Action item ::
With the pictures excluded, retype the records that follow exactly.

Listed entries ::

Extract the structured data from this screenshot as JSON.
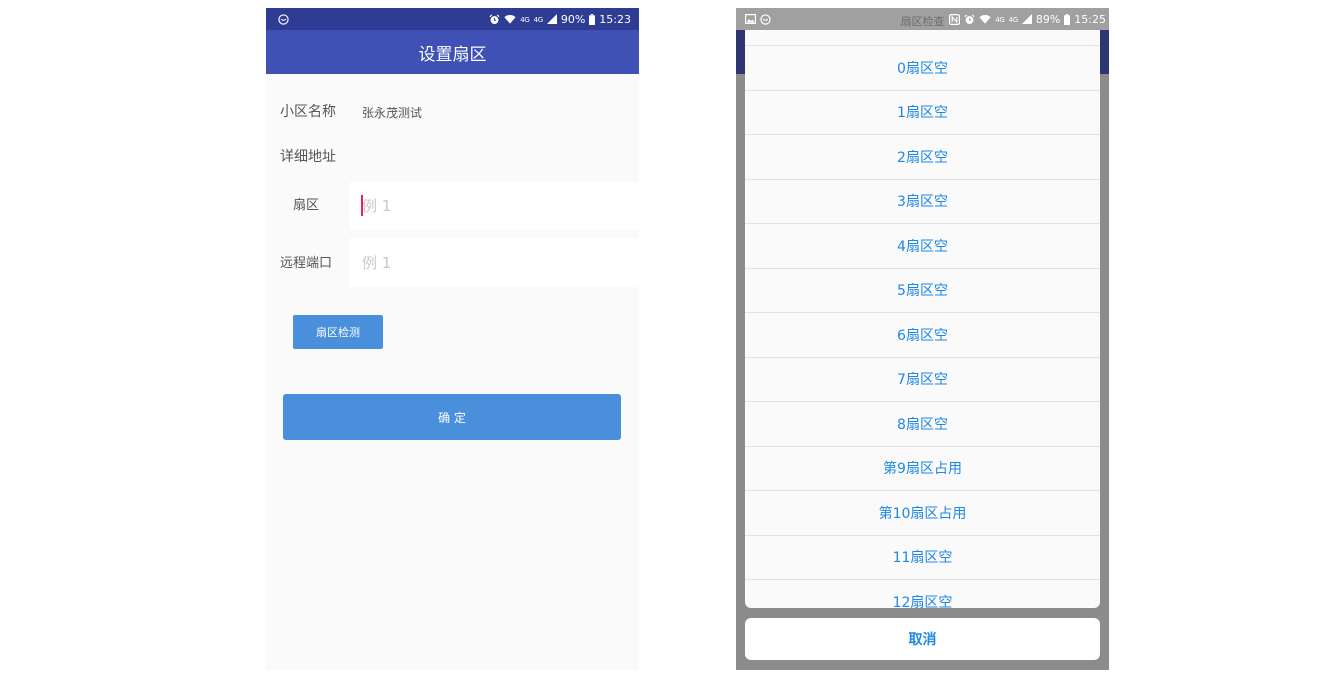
{
  "colors": {
    "status_bar_left": "#2f3c93",
    "app_bar": "#3f51b5",
    "button": "#4a8fdc",
    "list_text": "#1e88e5",
    "cursor": "#e91e63",
    "scrim": "#8c8c8c",
    "status_bar_right": "#a0a0a0",
    "app_bar_dimmed": "#2d3670"
  },
  "left_screen": {
    "status_bar": {
      "icons_left": [
        "app-notification-icon"
      ],
      "icons_right": [
        "alarm-icon",
        "wifi-icon",
        "signal-icon",
        "battery-icon"
      ],
      "network": "4G",
      "battery": "90%",
      "time": "15:23"
    },
    "app_bar": {
      "title": "设置扇区"
    },
    "form": {
      "community_label": "小区名称",
      "community_value": "张永茂测试",
      "address_label": "详细地址",
      "sector_label": "扇区",
      "sector_input": {
        "placeholder": "例 1",
        "focused": true
      },
      "port_label": "远程端口",
      "port_input": {
        "placeholder": "例 1"
      }
    },
    "check_button_label": "扇区检测",
    "confirm_button_label": "确 定"
  },
  "right_screen": {
    "status_bar": {
      "icons_left": [
        "image-notification-icon",
        "app-notification-icon"
      ],
      "icons_right": [
        "nfc-icon",
        "alarm-icon",
        "wifi-icon",
        "signal-icon",
        "battery-icon"
      ],
      "network": "4G",
      "battery": "89%",
      "time": "15:25"
    },
    "dialog": {
      "title": "扇区检查",
      "items": [
        "0扇区空",
        "1扇区空",
        "2扇区空",
        "3扇区空",
        "4扇区空",
        "5扇区空",
        "6扇区空",
        "7扇区空",
        "8扇区空",
        "第9扇区占用",
        "第10扇区占用",
        "11扇区空",
        "12扇区空"
      ],
      "cancel_label": "取消"
    }
  }
}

Output for this task ::
Extract the structured data from this screenshot as JSON.
{
  "colors": {
    "status_bar_left": "#2f3c93",
    "app_bar": "#3f51b5",
    "button": "#4a8fdc",
    "list_text": "#1e88e5",
    "cursor": "#e91e63",
    "scrim": "#8c8c8c",
    "status_bar_right": "#a0a0a0",
    "app_bar_dimmed": "#2d3670"
  },
  "left_screen": {
    "status_bar": {
      "icons_left": [
        "app-notification-icon"
      ],
      "icons_right": [
        "alarm-icon",
        "wifi-icon",
        "signal-icon",
        "battery-icon"
      ],
      "network": "4G",
      "battery": "90%",
      "time": "15:23"
    },
    "app_bar": {
      "title": "设置扇区"
    },
    "form": {
      "community_label": "小区名称",
      "community_value": "张永茂测试",
      "address_label": "详细地址",
      "sector_label": "扇区",
      "sector_input": {
        "placeholder": "例 1",
        "focused": true
      },
      "port_label": "远程端口",
      "port_input": {
        "placeholder": "例 1"
      }
    },
    "check_button_label": "扇区检测",
    "confirm_button_label": "确 定"
  },
  "right_screen": {
    "status_bar": {
      "icons_left": [
        "image-notification-icon",
        "app-notification-icon"
      ],
      "icons_right": [
        "nfc-icon",
        "alarm-icon",
        "wifi-icon",
        "signal-icon",
        "battery-icon"
      ],
      "network": "4G",
      "battery": "89%",
      "time": "15:25"
    },
    "dialog": {
      "title": "扇区检查",
      "items": [
        "0扇区空",
        "1扇区空",
        "2扇区空",
        "3扇区空",
        "4扇区空",
        "5扇区空",
        "6扇区空",
        "7扇区空",
        "8扇区空",
        "第9扇区占用",
        "第10扇区占用",
        "11扇区空",
        "12扇区空"
      ],
      "cancel_label": "取消"
    }
  }
}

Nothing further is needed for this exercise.